“Air sweepers work best for fines and leaf/pine needles whereas the mechanicals work best on large and heavy materials,” stated Nick Bruhn, product manager at Schwarze Industries LLC, Huntsville, Alabama. “Regenerative air sweepers are great when the surface is relatively flat. Good general workhorse with great airflow and good dust suppression. Blast orifice helps clean out all the nooks and crannies
“Pure vacuum sweepers are great when there are significant variations in the roadway because the sealing surface is much narrower.
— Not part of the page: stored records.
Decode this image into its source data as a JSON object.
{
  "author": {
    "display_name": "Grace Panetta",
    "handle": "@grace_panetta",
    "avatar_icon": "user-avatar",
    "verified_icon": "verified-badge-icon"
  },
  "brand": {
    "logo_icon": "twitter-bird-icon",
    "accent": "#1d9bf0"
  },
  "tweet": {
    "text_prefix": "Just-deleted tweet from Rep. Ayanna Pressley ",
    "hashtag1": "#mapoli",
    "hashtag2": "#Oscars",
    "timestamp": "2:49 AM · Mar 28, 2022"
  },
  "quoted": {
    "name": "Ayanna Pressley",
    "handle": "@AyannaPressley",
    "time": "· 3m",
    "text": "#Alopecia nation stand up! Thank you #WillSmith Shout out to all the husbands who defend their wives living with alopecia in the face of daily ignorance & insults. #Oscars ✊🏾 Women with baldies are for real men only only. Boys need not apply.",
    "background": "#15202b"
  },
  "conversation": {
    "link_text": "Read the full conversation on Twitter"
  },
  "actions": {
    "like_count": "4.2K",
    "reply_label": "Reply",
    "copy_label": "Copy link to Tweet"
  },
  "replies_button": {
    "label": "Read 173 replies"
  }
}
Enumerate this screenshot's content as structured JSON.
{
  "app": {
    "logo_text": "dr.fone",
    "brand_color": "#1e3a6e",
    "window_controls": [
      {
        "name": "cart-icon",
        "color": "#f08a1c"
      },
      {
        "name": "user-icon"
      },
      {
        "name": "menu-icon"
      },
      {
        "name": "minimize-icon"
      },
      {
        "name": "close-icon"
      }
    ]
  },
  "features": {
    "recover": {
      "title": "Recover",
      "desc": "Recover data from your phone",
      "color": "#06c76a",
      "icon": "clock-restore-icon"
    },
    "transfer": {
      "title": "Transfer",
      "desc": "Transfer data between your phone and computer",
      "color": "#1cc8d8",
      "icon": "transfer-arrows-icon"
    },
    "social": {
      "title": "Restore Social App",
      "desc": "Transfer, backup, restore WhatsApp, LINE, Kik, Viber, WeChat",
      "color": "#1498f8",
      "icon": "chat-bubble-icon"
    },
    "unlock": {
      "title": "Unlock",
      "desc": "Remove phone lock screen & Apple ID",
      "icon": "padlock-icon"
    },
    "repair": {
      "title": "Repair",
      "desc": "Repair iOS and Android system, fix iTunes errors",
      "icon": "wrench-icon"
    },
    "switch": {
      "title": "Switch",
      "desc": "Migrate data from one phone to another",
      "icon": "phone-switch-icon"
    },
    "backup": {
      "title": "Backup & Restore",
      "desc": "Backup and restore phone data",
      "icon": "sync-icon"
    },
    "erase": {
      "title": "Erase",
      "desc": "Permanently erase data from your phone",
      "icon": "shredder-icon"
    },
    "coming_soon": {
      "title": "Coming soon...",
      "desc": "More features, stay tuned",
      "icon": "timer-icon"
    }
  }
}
High air velocity often with the ability to adjust pickup side (left, right, or both). Material moves mechanically from side to side, unlike a regen, so it can handle the transfer of heavier materials easier.”
Simplicity in both the operation of the sweeper and its on-going maintenance is a key determination for machine selection according to Matt Snyder, sales manager with Stewart-Amos Equipment Co., Harrisburg, Pennsylvania. “The best commercial sweeper for the job is one that’s easy to operate and isn’t over engineered,” Snyder said.
What are the key features to look for when selecting a commercial sweeper in terms of initial price, cost to operate and maintain?
“Generally speaking, and excluding the chassis which is a major contributor to the overall price,” stated Bruhn, “the regen sweepers are going to be the least expensive in initial price followed by mechanicals and then pure vacs. Each type of sweeper can have value/utilization. Adding options will increase the purchase price. From a features perspective, a contractor should weigh the ability to generate additional revenue with a feature/option, such as a hand hose, with the cost it adds to the purchase price of the unit. If the option can help secure more jobs or generate revenue frequently then there will be a positive ROI. From a municipal perspective, if an option will allow the unit to be more versatile and therefore reduce demand on other equipment or have a higher utilization then the option could be worth it.
“When considering operating and maintenance costs, much of the actual costs will be dependent on how and how often the equipment is operated. For example, all air machines should run water to reduce abrasion in the pickup hoses and fan system. If a unit is constantly run in an abrasive environment without water it will incur higher maintenance costs than if it were operated with adequate water. Task/operation variations aside, the regenerative air sweepers have the least amount of requirement maintenance whereas the mechanical sweepers have the most. The pure vac sweepers fit in between the regen and the mechanical.”
In looking at matching the demands of a job to the commercial sweeper, new technologies can offer advantages.
“In technology of the new sweepers, lots have to do with the cleaner burning fuel efficient engines that are available today,” stated Tom Rokas, director of sales at TYMCO, Waco, Texas. “Also, advanced electrical systems with multiplex wiring with digital readout in the cab of the sweeper, which can provide the machine operator with real-time functions as well as on-board diagnostics.”
Clearly, much goes into matching the commercial sweeper style with the demands of the project need. From dust to heavy debris that can include couch cushions, there are machines that will successfully complete the job.
Jeff Winke is a business and construction writer based in Milwaukee, Wisconsin. He can be reached through firstname.lastname@example.org